|These buttons are from late 1950s - early 1960s.|
But these were easy to date, as I knew the exact time the shop
that had acquired them was opened and closed. Actually, this was a very
interesting time for the buttons.
How to date buttons?
- First you need to know what it is made of. Is is mother of pearl? Casein? Bakelite? Or simply acrylic or nylon? Never use a hot needle for testing, as this will damage the piece and possibly even put you in danger, as some of the vintage plastics are highly inflammable. Here are some hints:
Identifying Vegetable Ivory / Tagua nut buttons
The difference between jet and black glass
If your buttons are made of tagua nut, they are probably dated 1920s - 1940s, though some manufacturers use this material to this day (but very, very rarely). Casein buttons were popular until 1950s, and so were celluloid buttons. They were substituted with modern plastics, which was more resistant to machine washing etc, along the 1950s and no longer produced.
Glass buttons are more difficult to identify this way because they have been produced for centuries and still are. The same for metal buttons. However, there are some clues to that too. And some glass looking buttons may have been made of jet, which only adds to their value.
- The second most important thing is the style. Is it art deco? Or maybe your buttons are large Mod style from 1960s?
|Victorian buttons are usually made of black glass or natural jet.|
They feature fine texture and detailed decoration. These buttons were still in vogue
in the early 20th century, so this button may have been made in 1900s or 1910s.
|Art deco pieces usually feature geometric forms in strong contrast colours. |
Art deco pieces were popular until 1940s.
|Art Nouveau style usually imitates nature, and includes soft, curvy lines.|
These items are from early 20th century, up to 1930s.
- The details can tell you more. Black glass buttons have different shanks and finish, depending on their age. The buttons from 1990s on can look perfectly old and stylish, but they usually have manufacturer's marks on the back. Be careful as black glass was also very popular in 1980s, when not everyone left their marks.
- Look at the back of the button. It may tell you a lot about the age and material.
|This button has a very uneven surface, very characteristic for old casein buttons.|
|Early plastics were not glued but rather drilled and screwed, |

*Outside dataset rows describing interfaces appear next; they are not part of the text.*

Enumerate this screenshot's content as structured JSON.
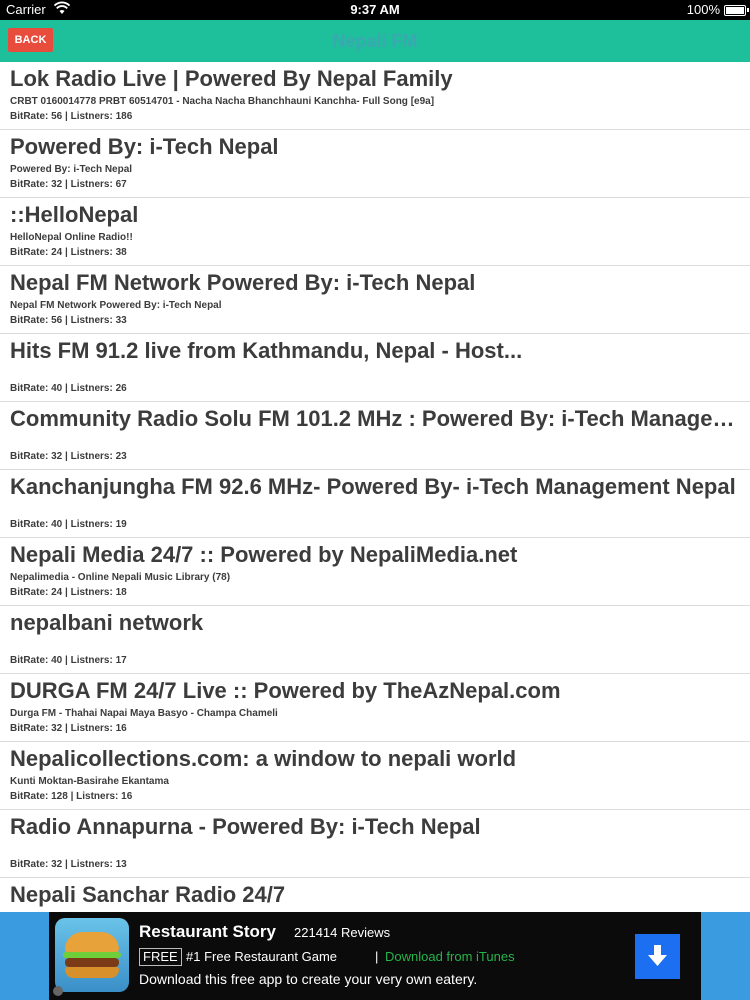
{
  "status_bar": {
    "carrier": "Carrier",
    "time": "9:37 AM",
    "battery": "100%"
  },
  "nav": {
    "back_label": "BACK",
    "title": "Nepali FM"
  },
  "stations": [
    {
      "title": "Lok Radio Live | Powered By Nepal Family",
      "desc": "CRBT 0160014778 PRBT 60514701 - Nacha Nacha Bhanchhauni Kanchha- Full Song [e9a]",
      "stats": "BitRate: 56 | Listners: 186"
    },
    {
      "title": "Powered By: i-Tech Nepal",
      "desc": "Powered By: i-Tech Nepal",
      "stats": "BitRate: 32 | Listners: 67"
    },
    {
      "title": "::HelloNepal",
      "desc": "HelloNepal Online Radio!!",
      "stats": "BitRate: 24 | Listners: 38"
    },
    {
      "title": "Nepal FM Network Powered By: i-Tech Nepal",
      "desc": "Nepal FM Network Powered By: i-Tech Nepal",
      "stats": "BitRate: 56 | Listners: 33"
    },
    {
      "title": "Hits FM 91.2 live from Kathmandu, Nepal - Host...",
      "desc": "",
      "stats": "BitRate: 40 | Listners: 26"
    },
    {
      "title": "Community Radio Solu FM 101.2 MHz : Powered By: i-Tech Manageme...",
      "desc": "",
      "stats": "BitRate: 32 | Listners: 23"
    },
    {
      "title": "Kanchanjungha FM 92.6 MHz- Powered By- i-Tech Management Nepal",
      "desc": "",
      "stats": "BitRate: 40 | Listners: 19"
    },
    {
      "title": "Nepali Media 24/7 :: Powered by NepaliMedia.net",
      "desc": "Nepalimedia - Online Nepali Music Library (78)",
      "stats": "BitRate: 24 | Listners: 18"
    },
    {
      "title": "nepalbani network",
      "desc": "",
      "stats": "BitRate: 40 | Listners: 17"
    },
    {
      "title": "DURGA FM 24/7 Live :: Powered by TheAzNepal.com",
      "desc": "Durga FM - Thahai Napai Maya Basyo - Champa Chameli",
      "stats": "BitRate: 32 | Listners: 16"
    },
    {
      "title": "Nepalicollections.com: a window to nepali world",
      "desc": "Kunti Moktan-Basirahe Ekantama",
      "stats": "BitRate: 128 | Listners: 16"
    },
    {
      "title": "Radio Annapurna - Powered By: i-Tech Nepal",
      "desc": "",
      "stats": "BitRate: 32 | Listners: 13"
    },
    {
      "title": "Nepali Sanchar Radio 24/7",
      "desc": "",
      "stats": ""
    }
  ],
  "ad": {
    "title": "Restaurant Story",
    "reviews": "221414 Reviews",
    "free_badge": "FREE",
    "tagline": "#1 Free Restaurant Game",
    "separator": "|",
    "download_link": "Download from iTunes",
    "description": "Download this free app to create your very own eatery."
  },
  "colors": {
    "nav_bar": "#1ec09c",
    "back_button": "#e84c3d",
    "ad_background": "#3a9be0",
    "download_button": "#1b6ff0"
  }
}
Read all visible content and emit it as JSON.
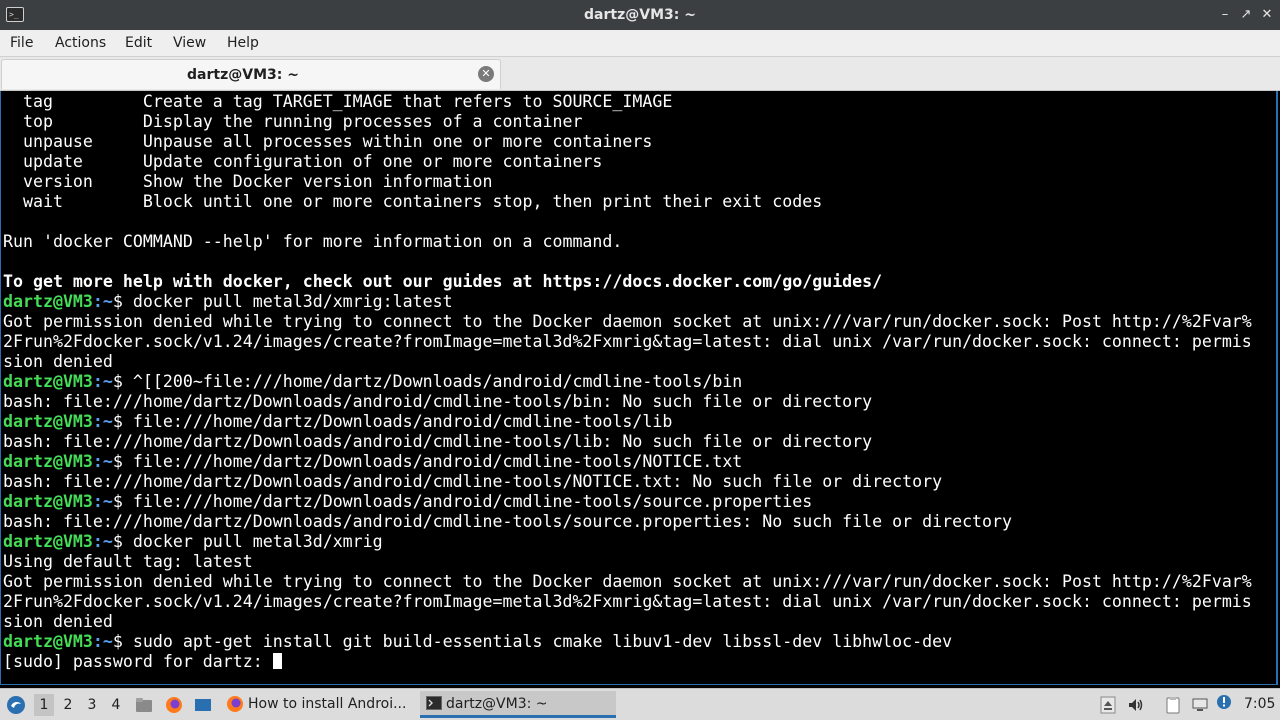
{
  "window": {
    "title": "dartz@VM3: ~"
  },
  "menu": {
    "file": "File",
    "actions": "Actions",
    "edit": "Edit",
    "view": "View",
    "help": "Help"
  },
  "tab": {
    "label": "dartz@VM3: ~"
  },
  "terminal": {
    "prompt_user": "dartz@VM3",
    "prompt_path": ":~",
    "lines": [
      {
        "text": "  tag         Create a tag TARGET_IMAGE that refers to SOURCE_IMAGE"
      },
      {
        "text": "  top         Display the running processes of a container"
      },
      {
        "text": "  unpause     Unpause all processes within one or more containers"
      },
      {
        "text": "  update      Update configuration of one or more containers"
      },
      {
        "text": "  version     Show the Docker version information"
      },
      {
        "text": "  wait        Block until one or more containers stop, then print their exit codes"
      },
      {
        "text": ""
      },
      {
        "text": "Run 'docker COMMAND --help' for more information on a command."
      },
      {
        "text": ""
      },
      {
        "text": "To get more help with docker, check out our guides at https://docs.docker.com/go/guides/",
        "bold": true
      },
      {
        "prompt": true,
        "text": "$ docker pull metal3d/xmrig:latest"
      },
      {
        "text": "Got permission denied while trying to connect to the Docker daemon socket at unix:///var/run/docker.sock: Post http://%2Fvar%"
      },
      {
        "text": "2Frun%2Fdocker.sock/v1.24/images/create?fromImage=metal3d%2Fxmrig&tag=latest: dial unix /var/run/docker.sock: connect: permis"
      },
      {
        "text": "sion denied"
      },
      {
        "prompt": true,
        "text": "$ ^[[200~file:///home/dartz/Downloads/android/cmdline-tools/bin"
      },
      {
        "text": "bash: file:///home/dartz/Downloads/android/cmdline-tools/bin: No such file or directory"
      },
      {
        "prompt": true,
        "text": "$ file:///home/dartz/Downloads/android/cmdline-tools/lib"
      },
      {
        "text": "bash: file:///home/dartz/Downloads/android/cmdline-tools/lib: No such file or directory"
      },
      {
        "prompt": true,
        "text": "$ file:///home/dartz/Downloads/android/cmdline-tools/NOTICE.txt"
      },
      {
        "text": "bash: file:///home/dartz/Downloads/android/cmdline-tools/NOTICE.txt: No such file or directory"
      },
      {
        "prompt": true,
        "text": "$ file:///home/dartz/Downloads/android/cmdline-tools/source.properties"
      },
      {
        "text": "bash: file:///home/dartz/Downloads/android/cmdline-tools/source.properties: No such file or directory"
      },
      {
        "prompt": true,
        "text": "$ docker pull metal3d/xmrig"
      },
      {
        "text": "Using default tag: latest"
      },
      {
        "text": "Got permission denied while trying to connect to the Docker daemon socket at unix:///var/run/docker.sock: Post http://%2Fvar%"
      },
      {
        "text": "2Frun%2Fdocker.sock/v1.24/images/create?fromImage=metal3d%2Fxmrig&tag=latest: dial unix /var/run/docker.sock: connect: permis"
      },
      {
        "text": "sion denied"
      },
      {
        "prompt": true,
        "text": "$ sudo apt-get install git build-essentials cmake libuv1-dev libssl-dev libhwloc-dev"
      },
      {
        "text": "[sudo] password for dartz: ",
        "cursor": true
      }
    ]
  },
  "taskbar": {
    "workspaces": [
      "1",
      "2",
      "3",
      "4"
    ],
    "tasks": [
      {
        "label": "How to install Androi...",
        "icon": "firefox-icon"
      },
      {
        "label": "dartz@VM3: ~",
        "icon": "terminal-icon"
      }
    ],
    "clock": "7:05"
  },
  "colors": {
    "prompt_user": "#44dd55",
    "prompt_path": "#5aa0f0",
    "accent": "#2a6fb0"
  }
}
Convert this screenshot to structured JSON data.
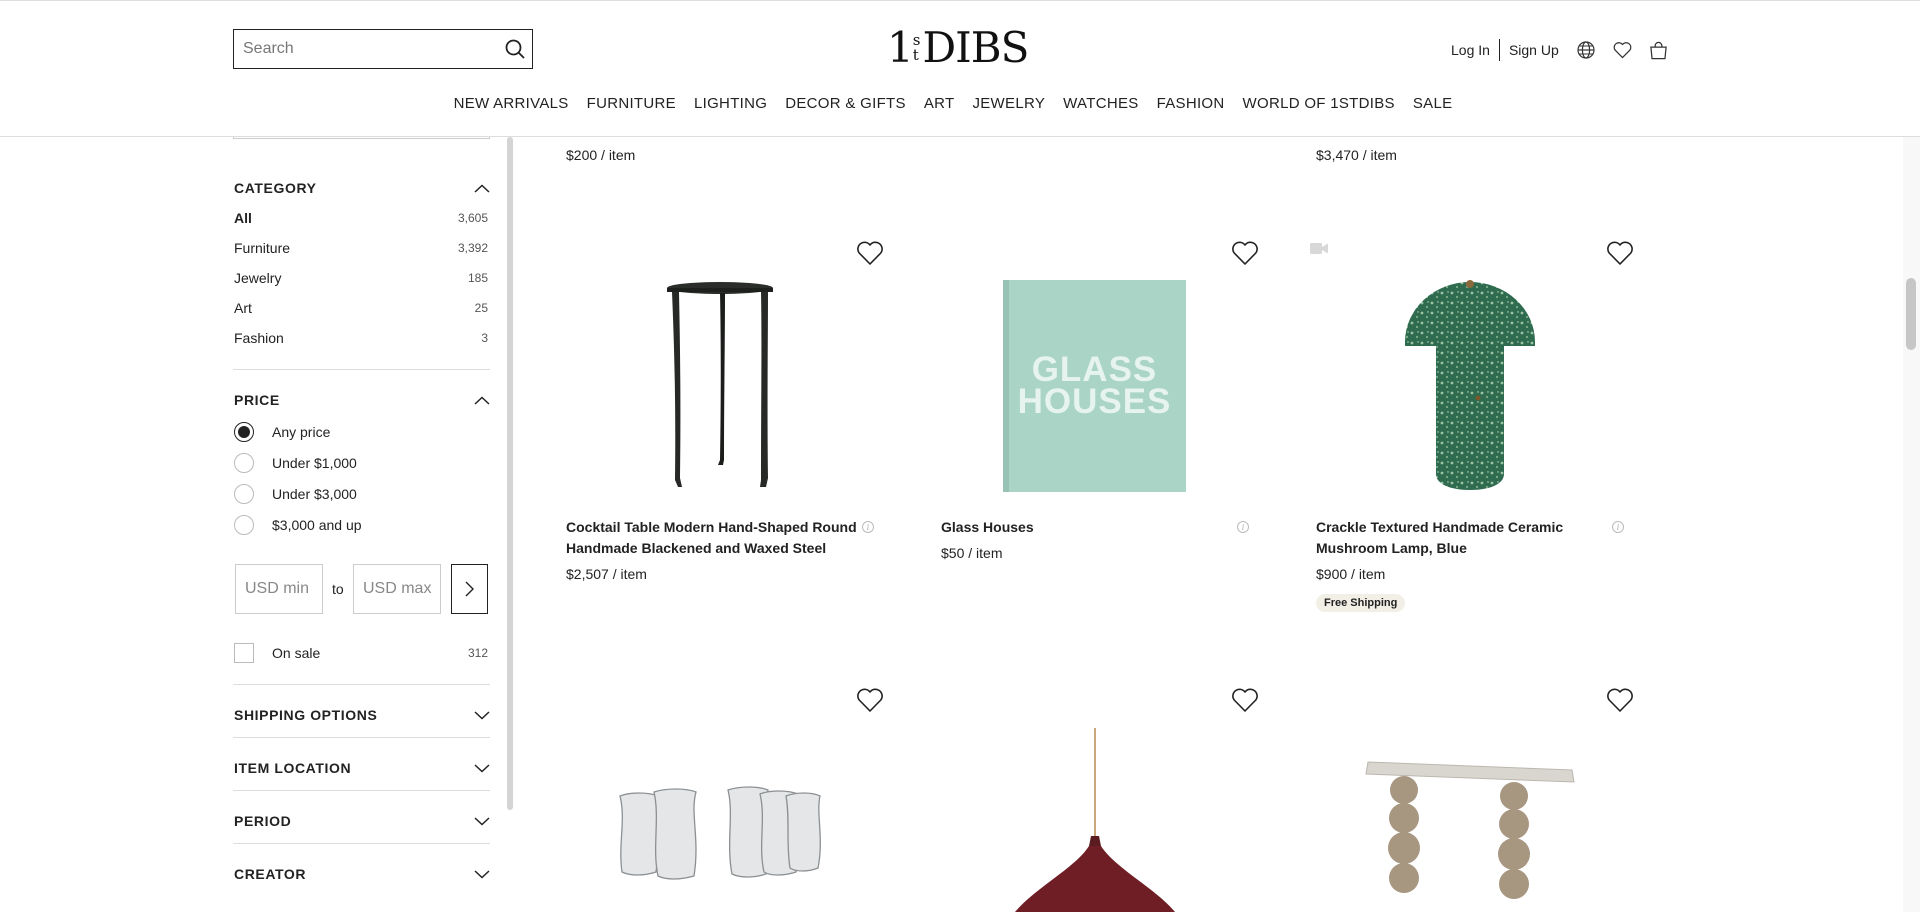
{
  "header": {
    "search_placeholder": "Search",
    "logo_one": "1",
    "logo_s": "s",
    "logo_t": "t",
    "logo_dibs": "DIBS",
    "login": "Log In",
    "signup": "Sign Up"
  },
  "nav": [
    "NEW ARRIVALS",
    "FURNITURE",
    "LIGHTING",
    "DECOR & GIFTS",
    "ART",
    "JEWELRY",
    "WATCHES",
    "FASHION",
    "WORLD OF 1STDIBS",
    "SALE"
  ],
  "sidebar": {
    "category_title": "CATEGORY",
    "categories": [
      {
        "label": "All",
        "count": "3,605"
      },
      {
        "label": "Furniture",
        "count": "3,392"
      },
      {
        "label": "Jewelry",
        "count": "185"
      },
      {
        "label": "Art",
        "count": "25"
      },
      {
        "label": "Fashion",
        "count": "3"
      }
    ],
    "price_title": "PRICE",
    "price_options": [
      "Any price",
      "Under $1,000",
      "Under $3,000",
      "$3,000 and up"
    ],
    "selected_price": "Any price",
    "min_placeholder": "USD min",
    "to_label": "to",
    "max_placeholder": "USD max",
    "on_sale_label": "On sale",
    "on_sale_count": "312",
    "collapsed_sections": [
      "SHIPPING OPTIONS",
      "ITEM LOCATION",
      "PERIOD",
      "CREATOR"
    ]
  },
  "top_row_prices": [
    "$200 / item",
    "$3,470 / item"
  ],
  "products": [
    {
      "title_line1": "Cocktail Table Modern Hand-Shaped Round",
      "title_line2": "Handmade Blackened and Waxed Steel",
      "price": "$2,507 / item"
    },
    {
      "title_line1": "Glass Houses",
      "title_line2": "",
      "price": "$50 / item",
      "cover_text_1": "GLASS",
      "cover_text_2": "HOUSES"
    },
    {
      "title_line1": "Crackle Textured Handmade Ceramic",
      "title_line2": "Mushroom Lamp, Blue",
      "price": "$900 / item",
      "badge": "Free Shipping"
    }
  ],
  "colors": {
    "text": "#222222",
    "badge_bg": "#f2f0e6",
    "book_cover": "#a9d4c6",
    "lamp_green": "#2f6b4f",
    "pendant_red": "#6e1e24"
  }
}
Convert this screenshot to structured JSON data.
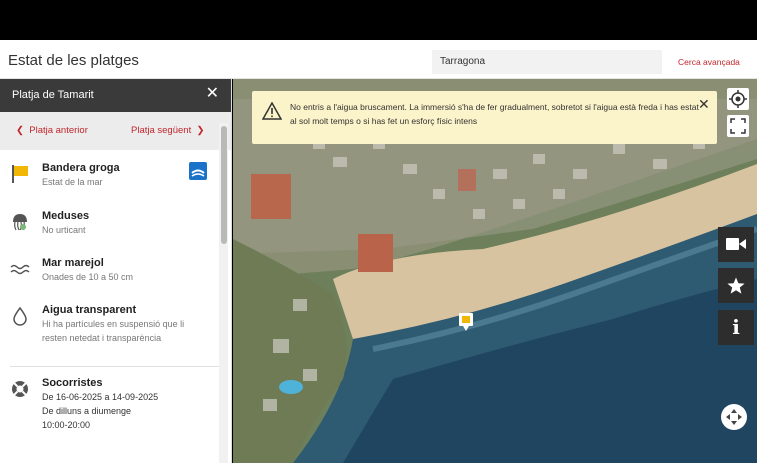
{
  "header": {
    "title": "Estat de les platges",
    "search_value": "Tarragona",
    "advanced_search": "Cerca avançada"
  },
  "sidebar": {
    "beach_name": "Platja de Tamarit",
    "prev_label": "Platja anterior",
    "next_label": "Platja següent",
    "items": [
      {
        "title": "Bandera groga",
        "subtitle": "Estat de la mar",
        "icon": "yellow-flag-icon",
        "color": "#f2b705"
      },
      {
        "title": "Meduses",
        "subtitle": "No urticant",
        "icon": "jellyfish-icon"
      },
      {
        "title": "Mar marejol",
        "subtitle": "Onades de 10 a 50 cm",
        "icon": "waves-icon"
      },
      {
        "title": "Aigua transparent",
        "subtitle": "Hi ha partícules en suspensió que li resten netedat i transparència",
        "icon": "water-drop-icon"
      },
      {
        "title": "Socorristes",
        "line1": "De 16-06-2025 a 14-09-2025",
        "line2": "De dilluns a diumenge",
        "line3": "10:00-20:00",
        "icon": "lifebuoy-icon"
      }
    ]
  },
  "alert": {
    "text": "No entris a l'aigua bruscament. La immersió s'ha de fer gradualment, sobretot si l'aigua està freda i has estat al sol molt temps o si has fet un esforç físic intens",
    "bg_color": "#fbf3c9"
  },
  "map_controls": [
    "locate-icon",
    "fullscreen-icon",
    "video-camera-icon",
    "star-icon",
    "info-icon",
    "pan-icon"
  ],
  "accent_color": "#c0272d"
}
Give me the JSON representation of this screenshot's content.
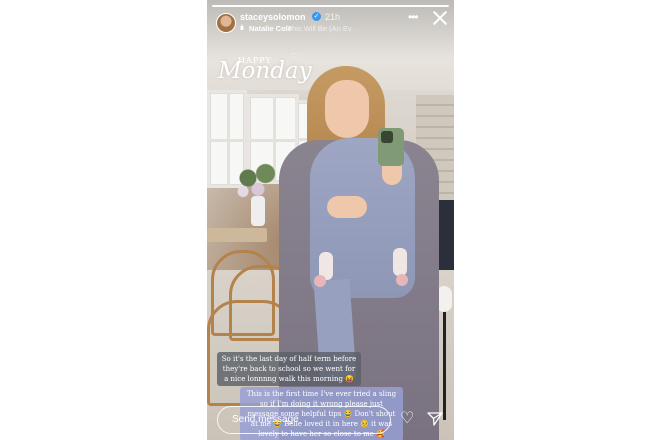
{
  "story": {
    "username": "staceysolomon",
    "timestamp": "21h",
    "music": {
      "artist": "Natalie Cole",
      "song": "This Will Be (An Ev..."
    },
    "sticker": {
      "happy": "HAPPY",
      "monday": "Monday"
    },
    "captions": [
      "So it's the last day of half term before they're back to school so we went for a nice lonnnng walk this morning 😝",
      "This is the first time I've ever tried a sling so if I'm doing it wrong please just message some helpful tips 😂 Don't shout at me 😂 Belle loved it in here 🥺 it was lovely to have her so close to me 🥰"
    ],
    "reply": {
      "placeholder": "Send message"
    },
    "icons": {
      "verified": "verified-badge-icon",
      "music": "music-bars-icon",
      "more": "more-options-icon",
      "close": "close-icon",
      "like": "heart-outline-icon",
      "share": "paper-plane-icon"
    },
    "colors": {
      "verified": "#3897f0",
      "caption_dark": "#5c6068",
      "caption_purple": "#98a0d2"
    }
  }
}
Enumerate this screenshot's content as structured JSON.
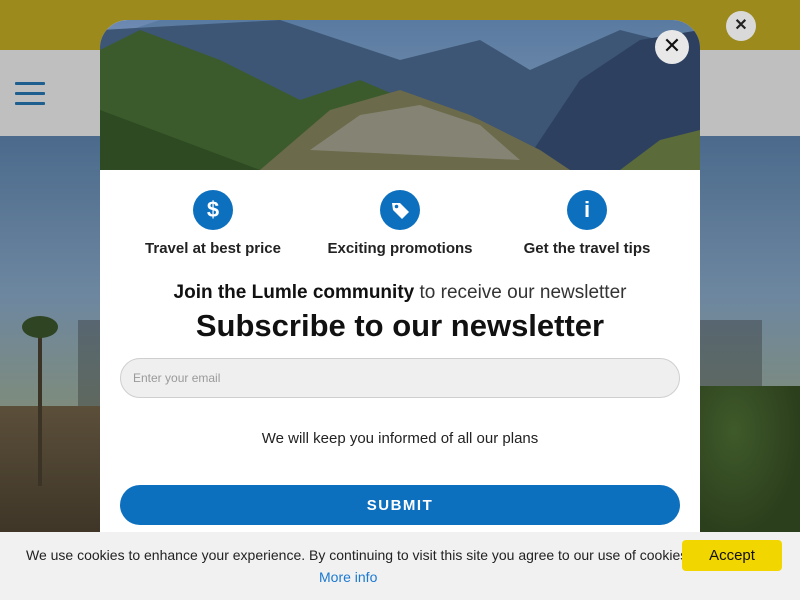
{
  "site": {
    "topbar_close_icon": "close-icon",
    "menu_icon": "hamburger-menu-icon"
  },
  "modal": {
    "close_label": "✕",
    "features": [
      {
        "icon": "dollar-icon",
        "glyph": "$",
        "label": "Travel at best price"
      },
      {
        "icon": "tag-icon",
        "glyph": "",
        "label": "Exciting promotions"
      },
      {
        "icon": "info-icon",
        "glyph": "i",
        "label": "Get the travel tips"
      }
    ],
    "tagline_bold": "Join the Lumle community",
    "tagline_rest": " to receive our newsletter",
    "headline": "Subscribe to our newsletter",
    "email_placeholder": "Enter your email",
    "info_text": "We will keep you informed of all our plans",
    "submit_label": "SUBMIT"
  },
  "cookie": {
    "message": "We use cookies to enhance your experience. By continuing to visit this site you agree to our use of cookies.",
    "more_info": "More info",
    "accept_label": "Accept"
  },
  "colors": {
    "accent": "#0d70bf",
    "topbar": "#9c8a1c",
    "accept": "#f2d600",
    "link": "#1b79d1"
  }
}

like this wood and bakelite button.
- There are also a few interesting facts about the world history that may help you identify the buttons. For example, in Europe during WW2, and in Spain, during and after the civil war (Spain was not involved directly in WW2) materials like plastic, a new invention, were scarce. Wooden and metal buttons were covered in thick layer of paint, usually in very vivid colours, to imitate plastic (however hard to believe this may seem). Also, the button cards were made of poor quality paper, like these buttons below:
|You may find it hard to believe, but these buttons are made of wood. I scratched the layer of paint off one button of this kind to make sure.|
|These buttons are made of metal, painted green to imitate plastic, although the paper card is much better quality.|
|These buttons are made of plastic, but look at the card: its quality together with the design indicates that they are at least from 1940s.|